Many did not care to differentiate causes of optic neuropathies because there were very few treatment options for optic nerve disease
Nowadays many forms of optic neuropathy are treatable as we will point out which makes the differentiation of optic neuropathies more and more important.
We discussed previously how to spot optic nerve affection in subtle eye disease and in normal fundus with drop of vision,
so first lets summarize again:
1)drop of vision is the hallmark, there are mild neuropathies with 6/6 vision though.
2)color desaturation or loss.
3)RAPD in asymmetrical affection.
6)normal photostress test.
7)other less commonly used tests.
So clinically “a patient with a drop of vision, lost color vision and a RAPD has an optic neuropathy and if the disc looks normal, a retrobulbar neuropathy”
1)if the fundus is NORMAL this is retrobulbar neuropathy and is MS until proved otherwise
Your patient is usually in her (more) or his 20’s or 30’s.
An MRI is mandatory for early diagnosis and treatment of MS by immediate pulse steroids
If the fundus is normal but the loss is bilateral and profound remember to extend the MRI to the cervical region and to ask for anti aquaporin-4 Ab to diagnose NMO-related disease, immediate pulse steroids /immunosuppressors/plasmapharesis.
2)if the disc is SWOLLEN the chances of demyelination decrease and MRI is less urgent.
What should we think about:
-mitochondrial ON (Leber’s)
To arrive at the diagnosis of the cause, the history/clinical exam/patient’s demography are very important
1)Vitreous cells; this wonderful clinical sign immediately pinpoints inflammatory ON as in Behcet’s disease with marvelous response to steroids. ALWAYS look for vitreous cells.
2)History of Alcohol/Drug intake— remember methyl alcohol in males with pale swollen discs and acute loss of vision for immediate dialysis.
3)Systemic diseases that may cause ON infiltration as leukemias, lymphomas and sarcoidosis.
4)Pale swollen discs above 50 yrs are ischemic optic neuropathies; arteritic or non-arteritic.

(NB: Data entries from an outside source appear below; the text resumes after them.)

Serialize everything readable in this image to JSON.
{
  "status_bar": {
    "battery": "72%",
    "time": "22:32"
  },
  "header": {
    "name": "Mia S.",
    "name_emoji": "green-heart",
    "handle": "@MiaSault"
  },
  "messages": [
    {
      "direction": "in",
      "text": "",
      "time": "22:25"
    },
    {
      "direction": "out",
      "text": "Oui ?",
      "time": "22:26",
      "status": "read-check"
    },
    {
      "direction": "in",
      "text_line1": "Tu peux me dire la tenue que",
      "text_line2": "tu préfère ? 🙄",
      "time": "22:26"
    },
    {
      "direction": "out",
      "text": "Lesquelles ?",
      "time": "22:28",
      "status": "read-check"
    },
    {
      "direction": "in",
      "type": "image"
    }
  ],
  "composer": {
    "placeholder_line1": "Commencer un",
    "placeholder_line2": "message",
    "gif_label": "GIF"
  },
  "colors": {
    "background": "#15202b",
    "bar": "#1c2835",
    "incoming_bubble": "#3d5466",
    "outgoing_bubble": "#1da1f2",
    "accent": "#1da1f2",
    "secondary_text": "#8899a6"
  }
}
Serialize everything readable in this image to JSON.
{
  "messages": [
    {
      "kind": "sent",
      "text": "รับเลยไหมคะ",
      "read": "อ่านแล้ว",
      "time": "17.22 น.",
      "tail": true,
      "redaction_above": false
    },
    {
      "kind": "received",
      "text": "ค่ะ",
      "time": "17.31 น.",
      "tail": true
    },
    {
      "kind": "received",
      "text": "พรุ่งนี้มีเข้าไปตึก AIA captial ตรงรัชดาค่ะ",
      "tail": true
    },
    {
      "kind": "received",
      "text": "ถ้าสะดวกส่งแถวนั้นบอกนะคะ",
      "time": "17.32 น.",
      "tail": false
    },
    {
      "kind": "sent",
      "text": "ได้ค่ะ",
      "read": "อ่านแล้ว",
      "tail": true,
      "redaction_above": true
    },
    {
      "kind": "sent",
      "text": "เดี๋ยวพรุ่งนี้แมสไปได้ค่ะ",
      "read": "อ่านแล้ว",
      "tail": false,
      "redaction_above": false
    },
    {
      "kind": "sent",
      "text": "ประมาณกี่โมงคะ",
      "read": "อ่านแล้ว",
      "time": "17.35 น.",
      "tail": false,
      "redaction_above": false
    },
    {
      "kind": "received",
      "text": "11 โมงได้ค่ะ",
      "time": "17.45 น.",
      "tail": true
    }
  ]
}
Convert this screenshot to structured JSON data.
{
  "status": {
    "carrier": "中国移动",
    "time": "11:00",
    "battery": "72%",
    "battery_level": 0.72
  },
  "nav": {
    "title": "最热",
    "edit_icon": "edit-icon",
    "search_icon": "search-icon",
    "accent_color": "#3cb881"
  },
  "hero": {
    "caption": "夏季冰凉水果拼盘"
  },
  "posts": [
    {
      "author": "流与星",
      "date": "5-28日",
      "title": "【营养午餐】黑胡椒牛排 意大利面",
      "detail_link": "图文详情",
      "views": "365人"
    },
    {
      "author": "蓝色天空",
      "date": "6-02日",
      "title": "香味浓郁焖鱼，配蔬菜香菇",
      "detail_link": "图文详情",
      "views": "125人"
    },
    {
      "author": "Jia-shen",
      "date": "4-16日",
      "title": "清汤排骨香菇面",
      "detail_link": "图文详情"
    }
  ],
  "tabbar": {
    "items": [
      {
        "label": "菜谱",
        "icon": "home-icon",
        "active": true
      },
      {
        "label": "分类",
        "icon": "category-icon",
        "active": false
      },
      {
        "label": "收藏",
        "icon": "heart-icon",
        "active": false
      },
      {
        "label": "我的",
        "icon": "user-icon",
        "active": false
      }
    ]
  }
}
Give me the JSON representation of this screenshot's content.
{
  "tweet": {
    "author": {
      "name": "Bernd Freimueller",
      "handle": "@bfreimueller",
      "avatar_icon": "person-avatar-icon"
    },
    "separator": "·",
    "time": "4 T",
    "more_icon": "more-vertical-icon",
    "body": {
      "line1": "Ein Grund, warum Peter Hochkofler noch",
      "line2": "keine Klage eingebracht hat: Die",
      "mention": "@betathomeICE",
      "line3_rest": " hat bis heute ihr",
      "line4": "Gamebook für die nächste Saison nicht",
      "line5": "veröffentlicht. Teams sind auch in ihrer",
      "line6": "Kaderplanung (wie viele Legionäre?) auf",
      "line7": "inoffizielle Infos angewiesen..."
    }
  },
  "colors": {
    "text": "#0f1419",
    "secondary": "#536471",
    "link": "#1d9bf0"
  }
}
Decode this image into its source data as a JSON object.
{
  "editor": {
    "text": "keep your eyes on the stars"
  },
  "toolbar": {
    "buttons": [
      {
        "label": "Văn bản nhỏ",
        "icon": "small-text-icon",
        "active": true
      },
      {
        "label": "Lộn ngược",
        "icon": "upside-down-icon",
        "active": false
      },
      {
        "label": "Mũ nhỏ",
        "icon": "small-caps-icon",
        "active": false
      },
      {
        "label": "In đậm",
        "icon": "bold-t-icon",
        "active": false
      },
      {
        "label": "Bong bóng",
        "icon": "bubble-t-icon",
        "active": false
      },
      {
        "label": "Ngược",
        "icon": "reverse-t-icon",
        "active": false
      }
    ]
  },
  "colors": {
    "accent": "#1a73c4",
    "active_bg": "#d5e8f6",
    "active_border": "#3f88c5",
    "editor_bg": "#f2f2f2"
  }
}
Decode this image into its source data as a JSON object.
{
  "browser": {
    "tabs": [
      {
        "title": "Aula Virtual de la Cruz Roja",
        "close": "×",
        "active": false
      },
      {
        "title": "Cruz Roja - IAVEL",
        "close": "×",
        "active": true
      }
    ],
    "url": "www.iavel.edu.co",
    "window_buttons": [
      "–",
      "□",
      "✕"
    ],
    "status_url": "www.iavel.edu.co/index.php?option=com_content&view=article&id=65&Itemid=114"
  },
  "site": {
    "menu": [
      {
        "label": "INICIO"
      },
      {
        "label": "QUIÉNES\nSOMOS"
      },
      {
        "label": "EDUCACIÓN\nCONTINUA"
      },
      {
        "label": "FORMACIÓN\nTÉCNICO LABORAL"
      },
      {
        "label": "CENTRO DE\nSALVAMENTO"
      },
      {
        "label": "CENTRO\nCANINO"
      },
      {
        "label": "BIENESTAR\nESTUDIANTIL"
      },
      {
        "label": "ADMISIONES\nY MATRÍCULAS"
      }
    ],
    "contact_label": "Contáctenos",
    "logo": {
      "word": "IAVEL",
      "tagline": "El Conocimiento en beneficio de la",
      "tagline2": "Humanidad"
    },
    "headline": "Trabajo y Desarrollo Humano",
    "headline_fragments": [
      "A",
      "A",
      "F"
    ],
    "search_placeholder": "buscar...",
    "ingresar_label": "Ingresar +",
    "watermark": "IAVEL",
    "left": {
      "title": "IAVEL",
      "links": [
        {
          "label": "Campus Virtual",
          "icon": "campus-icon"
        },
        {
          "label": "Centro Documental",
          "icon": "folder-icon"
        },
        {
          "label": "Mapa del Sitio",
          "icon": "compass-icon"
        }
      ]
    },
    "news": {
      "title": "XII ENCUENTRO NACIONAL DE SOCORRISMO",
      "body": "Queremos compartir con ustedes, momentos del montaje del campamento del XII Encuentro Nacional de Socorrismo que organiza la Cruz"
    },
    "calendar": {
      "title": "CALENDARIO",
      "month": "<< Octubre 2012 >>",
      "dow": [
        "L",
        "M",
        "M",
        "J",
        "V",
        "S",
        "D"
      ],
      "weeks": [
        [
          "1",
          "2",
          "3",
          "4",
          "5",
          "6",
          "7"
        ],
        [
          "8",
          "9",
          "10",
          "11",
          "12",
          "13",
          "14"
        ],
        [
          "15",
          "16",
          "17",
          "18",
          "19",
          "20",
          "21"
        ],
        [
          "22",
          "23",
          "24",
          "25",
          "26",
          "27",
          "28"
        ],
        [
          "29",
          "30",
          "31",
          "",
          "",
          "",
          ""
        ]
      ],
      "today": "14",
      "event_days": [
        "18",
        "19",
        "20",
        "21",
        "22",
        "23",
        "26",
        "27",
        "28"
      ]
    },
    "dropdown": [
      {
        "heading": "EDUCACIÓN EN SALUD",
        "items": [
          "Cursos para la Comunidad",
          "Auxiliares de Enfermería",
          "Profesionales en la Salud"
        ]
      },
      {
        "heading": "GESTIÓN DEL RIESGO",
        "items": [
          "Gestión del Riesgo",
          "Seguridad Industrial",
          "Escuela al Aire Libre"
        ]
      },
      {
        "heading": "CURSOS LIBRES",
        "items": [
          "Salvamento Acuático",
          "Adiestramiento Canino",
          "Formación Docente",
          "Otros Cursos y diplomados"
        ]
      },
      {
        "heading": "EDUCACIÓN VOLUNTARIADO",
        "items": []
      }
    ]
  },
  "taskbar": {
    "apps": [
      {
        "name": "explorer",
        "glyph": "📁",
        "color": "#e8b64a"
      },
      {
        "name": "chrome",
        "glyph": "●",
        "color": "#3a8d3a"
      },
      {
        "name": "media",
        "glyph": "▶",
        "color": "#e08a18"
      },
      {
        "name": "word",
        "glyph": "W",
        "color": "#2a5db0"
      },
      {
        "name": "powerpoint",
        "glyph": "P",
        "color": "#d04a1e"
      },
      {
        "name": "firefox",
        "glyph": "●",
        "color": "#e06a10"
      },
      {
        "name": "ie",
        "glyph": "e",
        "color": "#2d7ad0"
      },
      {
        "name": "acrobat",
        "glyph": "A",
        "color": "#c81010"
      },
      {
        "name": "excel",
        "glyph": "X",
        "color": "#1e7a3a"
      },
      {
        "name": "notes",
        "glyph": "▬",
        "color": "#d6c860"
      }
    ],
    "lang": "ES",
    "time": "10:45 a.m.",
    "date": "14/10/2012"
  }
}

5)Swollen discs in teen males with no drug history, systemic disease or vitreous cells are Leber’s ON.
6)Neuroretinitis; swollen disc with macular hard exudate–treat with azithromycin if cat scratch disease is suspected.